Apparently she was coming across as too critical. Ms. Becker pursed her glossy pink lips and her eyes narrowed on Robin. “These are second graders, Ms. Greer. If there’s a budding Shakespeare among them, that’s just fine. But really, they need direction, they need guidance—”
“And they need a little freedom to use their imaginations,” Robin argued. It was too late to back off. She only hoped Philip wouldn’t have to pay a price for his mother’s opinions. “They don’t have to be Shakespeare. They just have to have the opportunity to invent their own worlds. Like Gleek. I’d be willing to bet at least half the kids in class escape to a fantasy world like Gleek every now and then.”
“Well,” Ms. Becker said, then issued a dubious huff. “I’ll think about it.”
“Good.” Realizing the need to appease the teacher, Robin added, “I think you’re doing a terrific job. Philip’s learning so much this year.” The part about the terrific job Ms. Becker was doing was an overstatement, but Philip had learned a great deal in the class so far, and Robin felt that a compliment was in order. Thirty-three years of living had taught her the benefits of diplomacy.
Ms. Becker’s face brightened. “Thank you. I do try.”
“And the children are learning so much.” Stroke, stroke.
Ms. Becker preened slightly. If she’d been one of those turkey drawings pinned to the wall, her feathers would be fluffing right now. “This has been a difficult autumn for me. I’m glad to know I’m reaching the children.”
Robin nodded and offered a polite farewell. A difficult autumn, she pondered, watching as Ms. Becker was engulfed by another swarm of eager parents. Although Robin’s primary concern was for her son, she felt a pang of sympathy for the young woman. Obviously, she was coping with problems that had nothing to do with her pupils. She was only human, a fact that seven-year-old boys generally didn’t take into account when bitching about their teachers.
“You told her off, didn’t you.”

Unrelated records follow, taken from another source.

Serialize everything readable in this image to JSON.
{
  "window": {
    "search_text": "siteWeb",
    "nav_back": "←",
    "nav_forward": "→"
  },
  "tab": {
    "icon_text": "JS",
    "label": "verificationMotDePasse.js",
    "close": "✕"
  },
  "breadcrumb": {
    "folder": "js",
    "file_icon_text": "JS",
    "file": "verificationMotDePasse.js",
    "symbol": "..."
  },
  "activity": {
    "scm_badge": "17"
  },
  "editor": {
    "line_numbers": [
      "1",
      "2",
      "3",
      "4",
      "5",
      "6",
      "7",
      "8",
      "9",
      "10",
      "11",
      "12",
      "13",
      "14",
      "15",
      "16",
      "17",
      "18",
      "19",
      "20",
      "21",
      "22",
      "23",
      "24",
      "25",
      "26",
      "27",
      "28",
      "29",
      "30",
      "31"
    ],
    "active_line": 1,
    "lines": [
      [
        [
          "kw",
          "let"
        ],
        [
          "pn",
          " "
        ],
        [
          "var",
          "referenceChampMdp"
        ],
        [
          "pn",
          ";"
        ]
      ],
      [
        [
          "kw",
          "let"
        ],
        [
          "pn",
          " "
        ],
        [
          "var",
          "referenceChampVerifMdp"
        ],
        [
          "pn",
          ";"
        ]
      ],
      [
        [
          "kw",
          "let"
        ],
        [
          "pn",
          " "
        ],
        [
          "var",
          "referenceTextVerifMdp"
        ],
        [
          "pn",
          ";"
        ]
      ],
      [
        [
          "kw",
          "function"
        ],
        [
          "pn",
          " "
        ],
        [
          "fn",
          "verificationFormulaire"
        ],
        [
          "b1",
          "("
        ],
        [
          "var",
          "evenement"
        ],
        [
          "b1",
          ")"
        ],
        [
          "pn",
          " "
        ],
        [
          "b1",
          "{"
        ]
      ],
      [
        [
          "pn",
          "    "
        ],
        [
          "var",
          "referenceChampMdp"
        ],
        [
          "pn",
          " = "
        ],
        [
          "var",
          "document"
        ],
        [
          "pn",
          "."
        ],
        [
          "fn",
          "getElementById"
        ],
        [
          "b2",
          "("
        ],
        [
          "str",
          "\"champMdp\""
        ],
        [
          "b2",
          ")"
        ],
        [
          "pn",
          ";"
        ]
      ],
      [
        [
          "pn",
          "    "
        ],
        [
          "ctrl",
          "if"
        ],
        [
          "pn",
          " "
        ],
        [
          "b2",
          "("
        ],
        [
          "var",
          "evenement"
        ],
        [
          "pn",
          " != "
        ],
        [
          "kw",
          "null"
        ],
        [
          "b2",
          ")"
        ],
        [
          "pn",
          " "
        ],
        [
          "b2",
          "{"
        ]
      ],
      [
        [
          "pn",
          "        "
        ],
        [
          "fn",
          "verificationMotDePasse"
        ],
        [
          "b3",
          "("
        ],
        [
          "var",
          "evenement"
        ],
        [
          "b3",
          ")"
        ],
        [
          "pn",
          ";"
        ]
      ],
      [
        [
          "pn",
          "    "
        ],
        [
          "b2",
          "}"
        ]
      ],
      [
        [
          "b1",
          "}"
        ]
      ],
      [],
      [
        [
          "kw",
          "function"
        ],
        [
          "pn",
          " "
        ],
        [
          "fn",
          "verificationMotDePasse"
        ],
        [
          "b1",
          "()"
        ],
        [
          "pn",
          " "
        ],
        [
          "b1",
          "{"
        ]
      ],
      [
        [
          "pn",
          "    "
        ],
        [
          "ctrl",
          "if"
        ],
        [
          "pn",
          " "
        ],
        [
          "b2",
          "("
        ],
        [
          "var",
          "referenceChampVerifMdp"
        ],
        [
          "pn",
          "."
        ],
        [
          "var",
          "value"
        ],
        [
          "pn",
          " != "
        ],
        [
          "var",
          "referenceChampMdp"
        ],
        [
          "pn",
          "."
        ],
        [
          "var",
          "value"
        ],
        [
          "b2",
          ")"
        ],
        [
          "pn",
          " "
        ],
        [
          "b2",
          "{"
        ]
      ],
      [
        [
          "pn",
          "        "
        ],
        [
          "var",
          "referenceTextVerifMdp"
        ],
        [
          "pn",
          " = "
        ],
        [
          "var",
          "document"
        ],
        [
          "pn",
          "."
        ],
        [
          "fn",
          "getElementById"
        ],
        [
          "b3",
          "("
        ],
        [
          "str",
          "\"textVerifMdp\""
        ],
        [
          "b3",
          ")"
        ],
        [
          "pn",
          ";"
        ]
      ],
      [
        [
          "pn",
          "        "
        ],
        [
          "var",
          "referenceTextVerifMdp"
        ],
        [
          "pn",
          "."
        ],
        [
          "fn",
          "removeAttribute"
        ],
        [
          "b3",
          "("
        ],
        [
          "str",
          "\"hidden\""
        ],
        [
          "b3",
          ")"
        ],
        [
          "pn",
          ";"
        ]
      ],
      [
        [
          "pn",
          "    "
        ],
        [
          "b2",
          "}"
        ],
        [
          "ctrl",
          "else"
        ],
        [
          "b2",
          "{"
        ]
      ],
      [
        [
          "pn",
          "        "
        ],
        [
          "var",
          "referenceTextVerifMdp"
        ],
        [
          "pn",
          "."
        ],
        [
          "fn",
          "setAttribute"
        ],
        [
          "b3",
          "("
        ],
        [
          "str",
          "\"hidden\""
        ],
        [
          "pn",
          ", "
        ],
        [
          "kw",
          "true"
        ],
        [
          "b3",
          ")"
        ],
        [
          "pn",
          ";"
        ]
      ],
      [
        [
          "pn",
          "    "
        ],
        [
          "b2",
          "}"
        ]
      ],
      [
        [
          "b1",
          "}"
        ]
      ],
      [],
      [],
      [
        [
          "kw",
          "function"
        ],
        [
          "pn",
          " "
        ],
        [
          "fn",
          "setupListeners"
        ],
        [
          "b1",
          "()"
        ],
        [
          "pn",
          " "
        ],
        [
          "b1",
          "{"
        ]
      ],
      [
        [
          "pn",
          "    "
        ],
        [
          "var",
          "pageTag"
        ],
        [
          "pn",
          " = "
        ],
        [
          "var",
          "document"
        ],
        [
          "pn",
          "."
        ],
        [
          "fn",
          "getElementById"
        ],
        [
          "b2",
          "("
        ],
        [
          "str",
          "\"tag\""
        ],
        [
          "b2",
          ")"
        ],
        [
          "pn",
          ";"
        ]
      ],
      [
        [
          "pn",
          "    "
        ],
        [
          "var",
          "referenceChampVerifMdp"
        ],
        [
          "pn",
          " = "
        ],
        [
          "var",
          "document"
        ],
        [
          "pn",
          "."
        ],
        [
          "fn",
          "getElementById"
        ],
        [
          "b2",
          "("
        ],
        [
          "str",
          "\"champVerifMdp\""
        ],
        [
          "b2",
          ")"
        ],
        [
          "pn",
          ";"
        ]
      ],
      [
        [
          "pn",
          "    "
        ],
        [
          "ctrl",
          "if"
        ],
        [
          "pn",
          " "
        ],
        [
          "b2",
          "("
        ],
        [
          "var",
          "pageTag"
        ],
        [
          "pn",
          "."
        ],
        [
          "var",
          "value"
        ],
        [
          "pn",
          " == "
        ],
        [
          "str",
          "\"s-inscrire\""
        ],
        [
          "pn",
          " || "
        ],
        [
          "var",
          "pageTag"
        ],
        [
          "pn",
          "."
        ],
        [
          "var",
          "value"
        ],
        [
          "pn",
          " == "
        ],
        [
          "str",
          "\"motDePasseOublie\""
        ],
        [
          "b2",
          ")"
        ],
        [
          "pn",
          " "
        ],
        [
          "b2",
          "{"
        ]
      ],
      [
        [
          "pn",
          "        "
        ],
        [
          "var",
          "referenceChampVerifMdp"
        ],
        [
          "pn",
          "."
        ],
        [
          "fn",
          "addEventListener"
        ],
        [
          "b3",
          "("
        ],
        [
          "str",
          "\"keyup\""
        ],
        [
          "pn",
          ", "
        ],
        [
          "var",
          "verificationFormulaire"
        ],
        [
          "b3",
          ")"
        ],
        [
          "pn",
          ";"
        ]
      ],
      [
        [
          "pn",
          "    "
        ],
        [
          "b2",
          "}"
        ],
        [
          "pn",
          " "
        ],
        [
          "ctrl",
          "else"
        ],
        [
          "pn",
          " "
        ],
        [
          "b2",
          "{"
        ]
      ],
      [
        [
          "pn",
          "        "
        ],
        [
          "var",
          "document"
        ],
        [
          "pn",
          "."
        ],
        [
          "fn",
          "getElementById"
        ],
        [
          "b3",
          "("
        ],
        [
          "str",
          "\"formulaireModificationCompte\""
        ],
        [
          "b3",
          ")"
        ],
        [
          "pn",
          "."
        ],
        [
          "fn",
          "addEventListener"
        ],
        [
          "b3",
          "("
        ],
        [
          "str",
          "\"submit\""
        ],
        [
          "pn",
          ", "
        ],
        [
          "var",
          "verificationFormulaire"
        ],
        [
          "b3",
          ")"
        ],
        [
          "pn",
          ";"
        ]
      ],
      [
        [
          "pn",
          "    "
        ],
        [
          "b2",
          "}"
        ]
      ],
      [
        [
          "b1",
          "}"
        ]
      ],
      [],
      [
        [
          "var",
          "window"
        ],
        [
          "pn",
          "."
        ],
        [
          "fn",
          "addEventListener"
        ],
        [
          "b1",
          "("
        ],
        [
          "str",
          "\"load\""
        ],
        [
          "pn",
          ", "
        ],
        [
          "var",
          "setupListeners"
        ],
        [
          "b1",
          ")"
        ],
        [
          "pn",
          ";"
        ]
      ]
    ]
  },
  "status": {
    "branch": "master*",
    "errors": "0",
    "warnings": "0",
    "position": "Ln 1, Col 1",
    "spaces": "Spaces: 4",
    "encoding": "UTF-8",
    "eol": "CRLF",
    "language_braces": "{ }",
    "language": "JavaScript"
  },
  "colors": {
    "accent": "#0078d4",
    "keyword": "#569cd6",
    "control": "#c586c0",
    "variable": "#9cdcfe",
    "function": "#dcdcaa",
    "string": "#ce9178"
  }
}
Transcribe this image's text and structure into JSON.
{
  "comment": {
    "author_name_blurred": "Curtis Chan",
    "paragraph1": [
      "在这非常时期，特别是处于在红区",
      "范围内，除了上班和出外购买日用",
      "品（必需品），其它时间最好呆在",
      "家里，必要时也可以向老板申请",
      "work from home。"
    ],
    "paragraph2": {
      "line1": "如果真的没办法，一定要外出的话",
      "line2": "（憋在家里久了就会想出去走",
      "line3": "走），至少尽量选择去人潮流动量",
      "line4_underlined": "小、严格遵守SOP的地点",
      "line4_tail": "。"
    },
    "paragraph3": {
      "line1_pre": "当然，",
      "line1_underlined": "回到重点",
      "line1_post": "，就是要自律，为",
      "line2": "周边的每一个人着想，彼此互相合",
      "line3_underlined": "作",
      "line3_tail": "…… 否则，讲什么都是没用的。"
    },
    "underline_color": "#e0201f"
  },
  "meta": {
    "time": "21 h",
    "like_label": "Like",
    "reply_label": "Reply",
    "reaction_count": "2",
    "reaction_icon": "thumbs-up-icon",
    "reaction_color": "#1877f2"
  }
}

The voice floated over Robin’s shoulders from behind, deep and mellifluous. It seemed to enter her mind not through her ears but through some other, secret route. It was low, seductive, insinuating, and it made her scalp tingle. She spun around and found herself staring into the dark, luminous eyes of the man Ms. Becker had called Jesse.